■ **Exercise**: Report every line of the records that includes the word "this".

*** Opening of Dataset entries ***

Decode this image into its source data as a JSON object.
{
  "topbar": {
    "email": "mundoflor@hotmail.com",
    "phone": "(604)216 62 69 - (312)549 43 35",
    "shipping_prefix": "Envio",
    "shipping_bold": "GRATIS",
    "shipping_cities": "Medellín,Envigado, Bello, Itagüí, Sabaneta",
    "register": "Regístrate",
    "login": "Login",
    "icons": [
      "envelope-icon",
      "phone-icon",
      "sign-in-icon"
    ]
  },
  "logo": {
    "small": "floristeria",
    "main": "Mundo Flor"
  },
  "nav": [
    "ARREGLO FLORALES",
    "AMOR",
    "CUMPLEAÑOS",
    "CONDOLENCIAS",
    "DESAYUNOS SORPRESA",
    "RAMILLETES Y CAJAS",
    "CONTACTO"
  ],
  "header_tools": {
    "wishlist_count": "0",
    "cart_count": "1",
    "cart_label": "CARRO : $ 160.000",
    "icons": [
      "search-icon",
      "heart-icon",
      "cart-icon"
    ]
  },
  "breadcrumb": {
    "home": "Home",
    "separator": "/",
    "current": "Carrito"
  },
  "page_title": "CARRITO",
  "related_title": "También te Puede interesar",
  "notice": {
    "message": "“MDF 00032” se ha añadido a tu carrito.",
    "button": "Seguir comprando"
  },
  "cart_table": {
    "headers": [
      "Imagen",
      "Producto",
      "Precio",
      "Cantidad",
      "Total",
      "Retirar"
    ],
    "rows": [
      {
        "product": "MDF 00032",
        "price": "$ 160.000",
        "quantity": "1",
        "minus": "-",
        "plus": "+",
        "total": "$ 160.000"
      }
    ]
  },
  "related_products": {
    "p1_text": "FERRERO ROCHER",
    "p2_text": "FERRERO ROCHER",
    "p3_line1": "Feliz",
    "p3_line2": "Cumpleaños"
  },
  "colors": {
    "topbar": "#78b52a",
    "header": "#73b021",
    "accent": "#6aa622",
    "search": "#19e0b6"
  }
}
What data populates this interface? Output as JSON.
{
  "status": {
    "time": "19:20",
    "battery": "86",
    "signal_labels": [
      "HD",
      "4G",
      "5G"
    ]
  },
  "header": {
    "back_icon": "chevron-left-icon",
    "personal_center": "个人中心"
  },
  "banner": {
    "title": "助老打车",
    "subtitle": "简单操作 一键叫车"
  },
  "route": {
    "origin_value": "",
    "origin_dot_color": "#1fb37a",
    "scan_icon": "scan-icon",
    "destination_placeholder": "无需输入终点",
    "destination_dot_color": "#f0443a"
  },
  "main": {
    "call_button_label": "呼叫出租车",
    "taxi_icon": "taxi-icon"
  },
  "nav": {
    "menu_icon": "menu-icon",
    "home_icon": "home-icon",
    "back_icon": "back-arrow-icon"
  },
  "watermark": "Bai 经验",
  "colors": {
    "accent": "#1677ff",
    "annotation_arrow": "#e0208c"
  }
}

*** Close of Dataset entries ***
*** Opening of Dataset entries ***

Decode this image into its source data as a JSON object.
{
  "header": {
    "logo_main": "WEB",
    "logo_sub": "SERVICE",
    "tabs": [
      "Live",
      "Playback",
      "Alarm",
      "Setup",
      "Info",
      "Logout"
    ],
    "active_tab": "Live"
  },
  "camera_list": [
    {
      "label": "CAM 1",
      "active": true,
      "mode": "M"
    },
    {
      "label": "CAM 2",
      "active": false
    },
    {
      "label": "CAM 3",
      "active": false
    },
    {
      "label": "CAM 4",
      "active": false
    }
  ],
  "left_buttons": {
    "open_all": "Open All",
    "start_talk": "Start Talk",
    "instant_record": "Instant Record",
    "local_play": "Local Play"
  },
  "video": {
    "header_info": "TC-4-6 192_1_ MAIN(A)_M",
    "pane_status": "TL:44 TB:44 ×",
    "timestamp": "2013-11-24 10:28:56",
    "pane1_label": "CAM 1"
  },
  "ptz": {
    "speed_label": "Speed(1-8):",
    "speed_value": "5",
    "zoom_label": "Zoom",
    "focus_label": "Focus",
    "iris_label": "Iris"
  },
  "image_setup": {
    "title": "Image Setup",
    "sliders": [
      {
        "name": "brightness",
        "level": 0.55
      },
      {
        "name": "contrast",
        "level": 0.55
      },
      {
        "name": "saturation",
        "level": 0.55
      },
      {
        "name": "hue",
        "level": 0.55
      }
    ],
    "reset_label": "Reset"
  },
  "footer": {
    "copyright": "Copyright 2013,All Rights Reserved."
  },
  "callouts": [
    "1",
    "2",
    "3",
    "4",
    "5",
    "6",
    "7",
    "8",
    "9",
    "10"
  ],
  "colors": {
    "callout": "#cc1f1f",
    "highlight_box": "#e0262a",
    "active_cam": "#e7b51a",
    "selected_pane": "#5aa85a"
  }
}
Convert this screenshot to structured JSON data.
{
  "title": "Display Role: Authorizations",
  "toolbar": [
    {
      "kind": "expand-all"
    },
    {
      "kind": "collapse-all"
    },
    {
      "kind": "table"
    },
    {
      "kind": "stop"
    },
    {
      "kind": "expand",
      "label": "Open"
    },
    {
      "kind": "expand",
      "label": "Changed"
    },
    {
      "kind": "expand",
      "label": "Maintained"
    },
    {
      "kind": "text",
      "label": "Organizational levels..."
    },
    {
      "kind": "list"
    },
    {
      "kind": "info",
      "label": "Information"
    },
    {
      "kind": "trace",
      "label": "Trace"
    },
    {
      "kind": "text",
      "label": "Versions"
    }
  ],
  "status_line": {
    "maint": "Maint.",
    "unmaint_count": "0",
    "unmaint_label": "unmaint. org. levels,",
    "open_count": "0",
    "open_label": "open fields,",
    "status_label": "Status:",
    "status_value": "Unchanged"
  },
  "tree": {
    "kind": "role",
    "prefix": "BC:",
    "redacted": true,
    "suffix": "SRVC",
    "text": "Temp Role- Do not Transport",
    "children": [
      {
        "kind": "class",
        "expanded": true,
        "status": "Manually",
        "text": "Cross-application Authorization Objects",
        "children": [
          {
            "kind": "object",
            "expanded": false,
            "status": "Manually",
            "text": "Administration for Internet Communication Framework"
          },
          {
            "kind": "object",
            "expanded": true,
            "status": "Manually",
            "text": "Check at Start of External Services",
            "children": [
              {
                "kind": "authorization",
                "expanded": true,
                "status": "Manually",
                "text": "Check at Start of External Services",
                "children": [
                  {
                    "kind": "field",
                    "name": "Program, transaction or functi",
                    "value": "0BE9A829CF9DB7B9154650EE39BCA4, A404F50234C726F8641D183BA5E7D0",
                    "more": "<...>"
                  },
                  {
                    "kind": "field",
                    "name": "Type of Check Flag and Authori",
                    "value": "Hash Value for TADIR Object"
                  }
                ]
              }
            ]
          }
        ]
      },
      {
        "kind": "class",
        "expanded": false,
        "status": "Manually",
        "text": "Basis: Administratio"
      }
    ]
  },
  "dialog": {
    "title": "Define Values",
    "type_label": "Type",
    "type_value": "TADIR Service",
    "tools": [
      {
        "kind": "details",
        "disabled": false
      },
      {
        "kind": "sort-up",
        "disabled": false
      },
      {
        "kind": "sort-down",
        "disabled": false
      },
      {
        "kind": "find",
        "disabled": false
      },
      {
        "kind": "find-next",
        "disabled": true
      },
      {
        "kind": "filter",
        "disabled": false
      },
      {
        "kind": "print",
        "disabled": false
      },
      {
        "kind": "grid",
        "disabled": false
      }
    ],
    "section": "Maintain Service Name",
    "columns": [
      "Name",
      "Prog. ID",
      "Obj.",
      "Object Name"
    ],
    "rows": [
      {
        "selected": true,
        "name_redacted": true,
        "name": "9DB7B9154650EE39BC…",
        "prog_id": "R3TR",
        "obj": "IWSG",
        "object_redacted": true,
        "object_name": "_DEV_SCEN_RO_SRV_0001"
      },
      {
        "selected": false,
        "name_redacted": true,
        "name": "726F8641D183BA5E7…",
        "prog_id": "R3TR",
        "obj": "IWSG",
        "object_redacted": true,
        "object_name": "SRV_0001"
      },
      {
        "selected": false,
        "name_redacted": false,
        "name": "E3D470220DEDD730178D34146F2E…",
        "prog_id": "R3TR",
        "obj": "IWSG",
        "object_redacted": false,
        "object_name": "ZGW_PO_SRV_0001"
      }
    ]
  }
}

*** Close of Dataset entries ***

■ **Answer for the task**:
Decode this image into its source data as a JSON object.
What data populates this interface? Output as JSON.
Decode this image into its source data as a JSON object.
Convert this screenshot to structured JSON data.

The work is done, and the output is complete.